The culprit was easy enough to find... we have a reflection on the home page that is getting updated onEnterFrame. If the memory is going up and I haven't even clicked on anything, that has to be it. For the reflection we had 1 bitmapData that was getting disposed every frame and then set to a new BitmapData object. I didn't code this, but at first glance it seemed to make sense. The dispose should get rid of the data and then a new one is created. I knew from Moock's book that the Garbage collector works on its own timetable, but I had no clue that it would allow the Player to reach 1 gig before it ran. I also had no clue that it would behave differently in IE than it would in FF.
It was easy enough to fix. I noticed the width/height of the bitmapData was never changing so there was no need to dispose the old one and create a new one. We just needed to create one bitmapData in the constructor and then call the draw function onEnterFrame instead. Memory leak or not, this was much more efficient than destroying and creating a new object on every frame. This kept IE sitting at a steady 70mb instead of the whopping 1gig.

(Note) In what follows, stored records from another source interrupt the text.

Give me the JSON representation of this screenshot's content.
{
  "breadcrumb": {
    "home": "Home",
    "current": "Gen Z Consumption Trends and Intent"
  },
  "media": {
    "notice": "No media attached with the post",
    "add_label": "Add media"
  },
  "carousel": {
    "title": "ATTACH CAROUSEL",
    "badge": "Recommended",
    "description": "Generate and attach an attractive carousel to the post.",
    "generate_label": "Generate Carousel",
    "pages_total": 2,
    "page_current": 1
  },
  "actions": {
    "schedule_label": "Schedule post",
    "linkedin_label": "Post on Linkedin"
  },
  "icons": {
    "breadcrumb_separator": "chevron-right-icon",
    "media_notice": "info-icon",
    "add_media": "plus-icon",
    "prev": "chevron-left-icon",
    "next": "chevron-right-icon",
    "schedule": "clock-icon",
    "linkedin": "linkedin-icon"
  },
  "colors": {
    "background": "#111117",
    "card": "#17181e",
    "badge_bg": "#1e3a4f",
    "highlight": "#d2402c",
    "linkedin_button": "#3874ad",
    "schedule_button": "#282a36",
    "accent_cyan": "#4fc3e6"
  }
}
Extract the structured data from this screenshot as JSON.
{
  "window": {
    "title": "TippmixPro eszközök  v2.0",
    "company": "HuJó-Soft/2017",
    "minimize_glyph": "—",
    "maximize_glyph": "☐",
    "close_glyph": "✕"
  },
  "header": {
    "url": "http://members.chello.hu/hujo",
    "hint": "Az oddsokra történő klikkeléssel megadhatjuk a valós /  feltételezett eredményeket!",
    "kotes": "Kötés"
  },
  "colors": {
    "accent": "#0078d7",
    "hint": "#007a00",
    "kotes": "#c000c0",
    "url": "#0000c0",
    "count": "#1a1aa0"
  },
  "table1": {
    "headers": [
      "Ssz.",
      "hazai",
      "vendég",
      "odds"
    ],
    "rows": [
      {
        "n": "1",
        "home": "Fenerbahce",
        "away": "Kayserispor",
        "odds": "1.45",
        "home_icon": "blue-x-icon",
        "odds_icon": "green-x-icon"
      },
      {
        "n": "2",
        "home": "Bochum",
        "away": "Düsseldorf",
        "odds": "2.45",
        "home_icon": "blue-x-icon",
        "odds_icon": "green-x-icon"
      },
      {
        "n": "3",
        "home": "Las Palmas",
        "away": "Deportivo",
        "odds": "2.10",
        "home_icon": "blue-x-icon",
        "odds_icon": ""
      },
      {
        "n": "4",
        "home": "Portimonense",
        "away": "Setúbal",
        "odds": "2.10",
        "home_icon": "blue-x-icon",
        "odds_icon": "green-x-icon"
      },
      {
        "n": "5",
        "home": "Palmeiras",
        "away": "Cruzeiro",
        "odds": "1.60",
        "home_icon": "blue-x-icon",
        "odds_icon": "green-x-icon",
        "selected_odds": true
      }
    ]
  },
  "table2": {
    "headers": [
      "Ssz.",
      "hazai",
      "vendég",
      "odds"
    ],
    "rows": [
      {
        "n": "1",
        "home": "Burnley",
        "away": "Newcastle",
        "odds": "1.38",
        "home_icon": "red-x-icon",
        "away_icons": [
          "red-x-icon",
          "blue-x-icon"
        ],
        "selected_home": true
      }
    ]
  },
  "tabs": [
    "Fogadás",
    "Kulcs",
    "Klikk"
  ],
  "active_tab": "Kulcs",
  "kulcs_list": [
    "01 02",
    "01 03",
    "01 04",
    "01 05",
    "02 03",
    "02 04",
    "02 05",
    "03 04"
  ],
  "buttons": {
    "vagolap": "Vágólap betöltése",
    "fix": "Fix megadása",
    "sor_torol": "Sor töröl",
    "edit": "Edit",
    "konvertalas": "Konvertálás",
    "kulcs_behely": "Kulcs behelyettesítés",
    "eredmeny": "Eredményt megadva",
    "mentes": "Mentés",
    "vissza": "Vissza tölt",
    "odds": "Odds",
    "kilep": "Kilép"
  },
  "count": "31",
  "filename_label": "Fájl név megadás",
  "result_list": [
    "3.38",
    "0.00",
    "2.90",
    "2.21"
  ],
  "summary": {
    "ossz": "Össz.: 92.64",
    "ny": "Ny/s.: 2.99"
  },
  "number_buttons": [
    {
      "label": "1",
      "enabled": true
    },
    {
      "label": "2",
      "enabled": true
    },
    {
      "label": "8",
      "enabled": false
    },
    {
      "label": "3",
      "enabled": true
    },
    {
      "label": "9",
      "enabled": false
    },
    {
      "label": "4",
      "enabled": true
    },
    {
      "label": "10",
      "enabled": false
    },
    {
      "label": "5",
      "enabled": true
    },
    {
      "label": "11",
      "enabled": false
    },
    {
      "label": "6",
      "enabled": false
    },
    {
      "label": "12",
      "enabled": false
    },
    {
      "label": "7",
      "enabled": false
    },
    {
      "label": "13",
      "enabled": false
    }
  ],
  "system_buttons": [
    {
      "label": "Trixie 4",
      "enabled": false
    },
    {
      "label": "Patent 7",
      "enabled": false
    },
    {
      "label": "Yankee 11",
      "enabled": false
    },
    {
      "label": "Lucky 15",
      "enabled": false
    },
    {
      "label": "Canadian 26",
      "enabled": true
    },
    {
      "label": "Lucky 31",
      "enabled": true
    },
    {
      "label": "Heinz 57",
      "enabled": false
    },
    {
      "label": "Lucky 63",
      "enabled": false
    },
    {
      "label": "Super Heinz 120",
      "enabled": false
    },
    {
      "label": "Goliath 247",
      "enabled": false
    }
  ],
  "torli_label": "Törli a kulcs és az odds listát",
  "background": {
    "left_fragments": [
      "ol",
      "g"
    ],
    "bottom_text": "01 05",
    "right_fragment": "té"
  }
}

After this exercise I decided to brush up on my garbage collector knowledge. I highly recommend checking out Grant Skinner's articles: Understanding garbage collection as well as Resource management strategies in Flash Player 9.
One gem I took away was that you need to remove the enterFrame listener on any sprite that you are removing, EVEN if you did not add a listener yourself... I didn't realize that the built in listener could cause the object to stay in memory.
Anyways, it was a good exercise and I thought I would share. Morals of the story:
1. Test on multiple browsers and environments. You can't assume Flash will behave the same in each.
2. Don't create new objects when you can just alter an existing one.
3. A full understanding of how garbage collection works is very important and worthwhile to research.